The Potential Complications of Flat Ownership
Owning flats brings complications that are not found with other properties, some of which will be addressed in this article.
Leasehold ownership of a flat usually relates to everything within the four walls of the flat and sometimes includes a garden or parking. Leasehold is simply a long tenancy; the right to occupy and use a flat for a long period known as the ‘term’. The flat can be bought and sold during that term; the term being fixed at the beginning and decreasing year by year.
Leaseholder obligations and restrictions
The leaseholder’s obligations include payment of rent, if any, and contribution to the costs of maintaining, insuring and managing the building. The rent is fixed by the lease and may be subject to regular increases. The landlord will usually be required to manage, insure and maintain the structure and common areas and to collect service charges. Occasionally, leaseholders have ‘self-repairing’ leases, where they are responsible for the maintenance of their own flats.
Usually, there are restrictions imposed on leaseholders for their mutual benefit, for example, noise-levels, sub-letting or keeping pets. The leaseholder must keep the inside of the flat in good order and behave in a neighbourly manner. Certain prohibitions apply without the landlord’s consent, for example, making alterations. The landlord ensures compliance.
Service charges payable by the leaseholder of the flat
Service charges are payments by the leaseholder for the services the landlord provides, which may also include the costs of management, by the landlord or a managing agent.
Details of what can be charged by the landlord and the proportion to be paid by each leaseholder will be included in the lease. Modern leases allow the landlord to collect estimated charges in advance, repaying any surplus or collecting any shortfall at the end of the year.

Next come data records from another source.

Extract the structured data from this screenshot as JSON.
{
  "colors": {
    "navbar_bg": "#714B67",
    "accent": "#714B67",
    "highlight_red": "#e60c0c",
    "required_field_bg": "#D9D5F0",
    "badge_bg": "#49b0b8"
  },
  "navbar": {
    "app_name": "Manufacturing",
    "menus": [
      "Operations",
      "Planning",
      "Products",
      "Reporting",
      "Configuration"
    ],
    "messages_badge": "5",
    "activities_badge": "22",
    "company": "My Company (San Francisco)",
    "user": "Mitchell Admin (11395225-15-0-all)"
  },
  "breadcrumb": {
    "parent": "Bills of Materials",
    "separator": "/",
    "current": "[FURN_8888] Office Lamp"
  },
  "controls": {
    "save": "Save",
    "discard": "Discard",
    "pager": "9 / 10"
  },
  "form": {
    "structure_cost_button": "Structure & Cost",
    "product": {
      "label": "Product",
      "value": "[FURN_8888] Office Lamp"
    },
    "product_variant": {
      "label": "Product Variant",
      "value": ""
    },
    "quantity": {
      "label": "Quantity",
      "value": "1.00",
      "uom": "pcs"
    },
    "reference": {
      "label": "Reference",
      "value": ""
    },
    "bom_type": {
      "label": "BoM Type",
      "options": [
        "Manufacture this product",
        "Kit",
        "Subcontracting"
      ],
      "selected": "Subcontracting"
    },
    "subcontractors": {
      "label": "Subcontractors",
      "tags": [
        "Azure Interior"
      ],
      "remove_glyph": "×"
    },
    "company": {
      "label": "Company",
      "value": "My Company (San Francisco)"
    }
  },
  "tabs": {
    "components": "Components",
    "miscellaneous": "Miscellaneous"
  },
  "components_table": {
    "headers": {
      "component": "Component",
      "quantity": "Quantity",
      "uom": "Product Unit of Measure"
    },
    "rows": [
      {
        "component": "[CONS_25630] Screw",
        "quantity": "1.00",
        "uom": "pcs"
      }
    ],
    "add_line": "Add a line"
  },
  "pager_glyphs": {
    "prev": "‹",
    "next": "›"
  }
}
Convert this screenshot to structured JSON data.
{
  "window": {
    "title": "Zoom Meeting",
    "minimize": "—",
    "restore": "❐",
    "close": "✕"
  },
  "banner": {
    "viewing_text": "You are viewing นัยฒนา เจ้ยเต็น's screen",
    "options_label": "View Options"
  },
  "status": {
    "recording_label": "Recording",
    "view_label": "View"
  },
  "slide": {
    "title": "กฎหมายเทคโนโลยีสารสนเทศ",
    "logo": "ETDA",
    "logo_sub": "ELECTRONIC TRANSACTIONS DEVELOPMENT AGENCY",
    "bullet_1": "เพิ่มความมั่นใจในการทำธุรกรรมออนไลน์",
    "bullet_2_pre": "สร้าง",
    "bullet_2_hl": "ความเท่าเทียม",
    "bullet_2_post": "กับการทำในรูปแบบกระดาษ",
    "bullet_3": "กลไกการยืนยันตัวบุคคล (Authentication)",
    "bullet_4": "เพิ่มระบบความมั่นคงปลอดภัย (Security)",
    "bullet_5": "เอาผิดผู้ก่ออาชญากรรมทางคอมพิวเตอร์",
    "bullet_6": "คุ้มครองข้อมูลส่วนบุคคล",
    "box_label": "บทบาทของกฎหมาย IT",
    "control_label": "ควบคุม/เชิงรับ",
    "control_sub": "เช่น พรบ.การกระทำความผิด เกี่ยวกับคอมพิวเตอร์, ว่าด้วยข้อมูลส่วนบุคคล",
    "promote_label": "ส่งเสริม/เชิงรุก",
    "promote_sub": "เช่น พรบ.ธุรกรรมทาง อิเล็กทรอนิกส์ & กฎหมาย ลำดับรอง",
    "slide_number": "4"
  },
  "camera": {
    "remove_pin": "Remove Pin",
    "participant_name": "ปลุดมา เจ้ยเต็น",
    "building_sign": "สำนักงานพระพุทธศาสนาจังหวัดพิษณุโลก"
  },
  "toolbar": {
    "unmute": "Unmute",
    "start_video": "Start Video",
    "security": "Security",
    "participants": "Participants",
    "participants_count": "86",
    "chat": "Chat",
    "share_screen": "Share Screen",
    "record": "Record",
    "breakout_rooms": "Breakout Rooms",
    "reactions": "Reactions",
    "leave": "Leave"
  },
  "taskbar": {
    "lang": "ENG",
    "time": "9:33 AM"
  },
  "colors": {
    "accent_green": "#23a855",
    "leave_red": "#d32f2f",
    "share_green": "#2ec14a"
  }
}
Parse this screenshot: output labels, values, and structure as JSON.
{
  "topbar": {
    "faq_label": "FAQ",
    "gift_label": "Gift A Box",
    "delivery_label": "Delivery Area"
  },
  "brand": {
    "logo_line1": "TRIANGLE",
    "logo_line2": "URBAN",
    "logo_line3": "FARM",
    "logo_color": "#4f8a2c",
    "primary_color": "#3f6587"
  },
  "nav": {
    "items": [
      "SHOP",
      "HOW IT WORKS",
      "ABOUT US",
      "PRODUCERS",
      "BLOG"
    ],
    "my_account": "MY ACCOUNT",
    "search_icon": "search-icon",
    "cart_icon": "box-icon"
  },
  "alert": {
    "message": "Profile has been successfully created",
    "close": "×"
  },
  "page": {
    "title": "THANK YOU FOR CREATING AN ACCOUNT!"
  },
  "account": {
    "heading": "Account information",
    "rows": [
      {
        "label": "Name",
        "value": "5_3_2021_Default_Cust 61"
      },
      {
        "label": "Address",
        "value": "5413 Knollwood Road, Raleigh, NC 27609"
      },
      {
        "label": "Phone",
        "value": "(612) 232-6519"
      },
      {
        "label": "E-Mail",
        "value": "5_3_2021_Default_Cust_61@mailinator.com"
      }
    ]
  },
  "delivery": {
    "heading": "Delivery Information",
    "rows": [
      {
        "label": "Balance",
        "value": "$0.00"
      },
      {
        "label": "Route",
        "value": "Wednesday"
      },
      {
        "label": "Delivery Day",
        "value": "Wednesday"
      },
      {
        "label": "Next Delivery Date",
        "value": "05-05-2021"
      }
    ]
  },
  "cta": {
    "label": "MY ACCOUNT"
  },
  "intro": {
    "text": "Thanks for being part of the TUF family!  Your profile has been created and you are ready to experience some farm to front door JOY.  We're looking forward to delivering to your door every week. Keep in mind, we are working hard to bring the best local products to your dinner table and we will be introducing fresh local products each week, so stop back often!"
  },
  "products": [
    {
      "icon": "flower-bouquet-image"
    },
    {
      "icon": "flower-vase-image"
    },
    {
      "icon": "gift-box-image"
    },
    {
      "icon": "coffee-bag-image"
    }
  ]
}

Service charges will vary from year to year depending on what services are required. Leaseholders have the right to challenge service charges they feel are unreasonable. Many leases provide for the landlord to collect sums to create a reserve or ‘sinking’ fund to ensure that sufficient money is available for future works. If there is insufficient money in the reserve fund, the costs will be shared between the leaseholders and a special levy may be payable.
Although the landlord usually insures the building, leaseholders will be required to arrange their own contents insurance. It is the leaseholder’s obligation to pay the service charges and ground rent on time. If they are not paid and the landlord is able to satisfy a tribunal that service charges are due and reasonable, then he can begin proceedings to bring a lease to an end, otherwise known as forfeiture. If forfeiture is approved by a court, this can lead to the landlord repossessing the flat. The landlord may also seek a county court judgment for payment, which can affect a leaseholder’s ability to obtain credit in future.
Leaseholders also have a number of legal rights, some of which include:
• the right to be consulted on major works
• the right to challenge the reasonableness of service charges and administration fees
• the right to collectively take over management of their block
• the right to apply to the tribunal to appoint a manager
• the right to extend the term of their lease
• the right to collectively purchase the freehold of their block
• the right to apply to the tribunal to have a defective lease amended
This list is not exhaustive, and there are many conditions and procedures for exercising them. For more information and advice, please contact the specialist residential property lawyers at Trethowans on 01202 673071 or email@example.com.